Cumberland Times-News

Editorials

December 12, 2012

Bottled up

Finance committee makeup may change for sake of one bill

There seems to be something inherently wrong with changing the makeup of a legislative committee because it is the only way a bill can be moved along.

Unfortunately, that is what Maryland Senate President Thomas V. Mike Miller may do in the case of offshore wind legislation.

Miller told The Associated Press this week that he will consider — albeit reluctantly — a change in the Senate Finance Committee’s makeup because the panel has repeatedly bottled up offshore wind legislation, preventing the bill to move to the Senate floor for debate.

At the same time, Miller said he would not be as inclined to make changes to the Senate Judicial Proceedings Committee to advance a repeal of capital punishment, even though that bill, too, is locked up in committee. The difference, Miller said, is the offshore wind measure has not been debated on the Senate floor but capital punishment has been debated by the full Senate in prior years.

"I might have to do that in terms of getting out a wind power bill to the floor, because it's been two years now and two years of testimony and two years of hearings, and environmentalists feel that this is an issue that needs to be debated on the floor, as contrasted to the death penalty, where just three years ago we got it to the floor and had extensive debates and it was modified," Miller, D-Calvert, said.

But this begs the question of which other issues are deemed important enough by legislative leadership to change the makeup of a committee. Exactly what criteria would be used?

Miller’s concern about the environment is laudable. "People have to understand that this is a shared burden for improving planet Earth, and moving our state where a number of other states and European countries are going for the benefit of not just our state but the entire planet," he said.

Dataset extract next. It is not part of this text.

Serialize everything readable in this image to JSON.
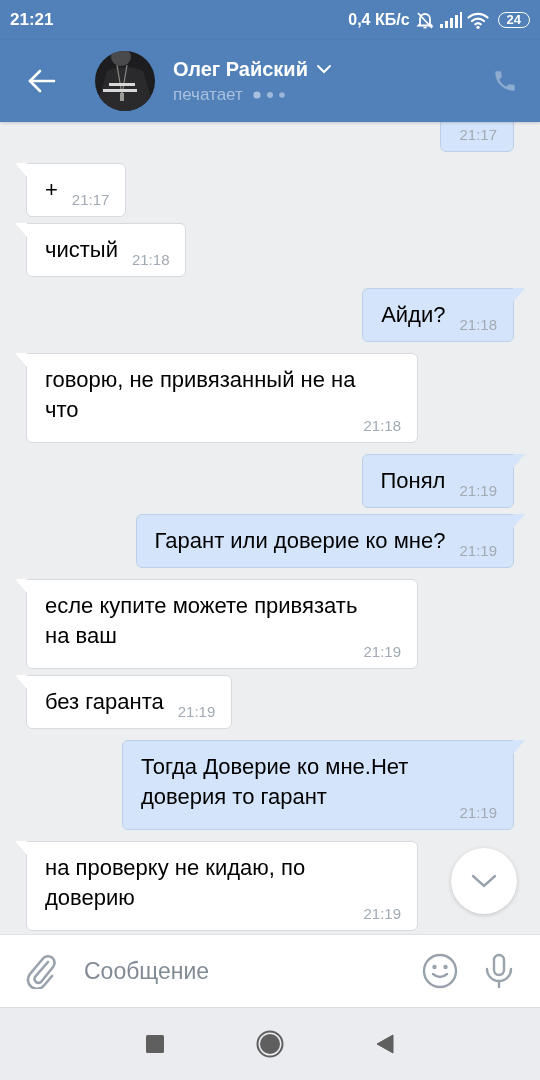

But the danger in playing musical chairs with legislative committees is that a panel might be rigged just to advance a pet bill of the Senate president or the governor.

Let the merits of legislation stand on their on — and if a legislative committee decides to bottle up a bill, so be it. Voters are intelligent enough to hold legislators accountable if they act irresponsibly.

1
Text Only
Editorials
  • About time About time

    Although many Cumberland streets are in need of repair and improvements, the decision by city and county officials to address Greene Street is a good one.

    July 28, 2014 1 Photo

  • Where is it?

    Once upon a time, the Maryland Chamber of Commerce held its annual conventions at the Bedford Springs resort hotel near Bedford, which is in Pennsylvania.

    July 28, 2014

  • Korean War Korean War

    July 27, 2014 1 Photo

  • Sloppy lawmaking is to blame

    July 27, 2014

  • C-minus grade C-minus grade

    If a survey conducted by Thumbtack.com and the Kaufman Foundation is an accurate portrayal, Maryland has a long way to go to become a business-friendly state.

    July 24, 2014 1 Photo

  • Big loophole Big loophole

    How ironic — and how sad — that the Potomac Highlands Airport Authority plans a closed executive session to discuss the open meetings law.

    July 23, 2014 1 Photo 1 Story

  • Preposterous Preposterous

    File this one under the We Thought We’d Heard Everything category: A man who attempted the armed robbery of a pizza shop is now suing the pizzeria and the employees who tackled him and wrestled his gun away during the holdup.

    July 22, 2014 1 Photo

  • No secrets No secrets

    The idea of fracturing for natural gas makes many people anxious about potential harmful effects. For that reason alone, it is incumbent on Maryland government to require full disclosure of chemicals used in the process.

    July 21, 2014 1 Photo

  • Don’t do it. Don’t do it

    Temperatures have been moderate recently but are projected to rise to the upper 80s and low 90s later this week, so we want to remind you: Never leave children unattended in a vehicle.

    July 21, 2014 1 Photo

  • July 20, 1969 July 20, 1969

    When Apollo 11 landed on the moon 45 years ago today, it was until that time the mostwatched television programming in history.

    July 20, 2014 1 Photo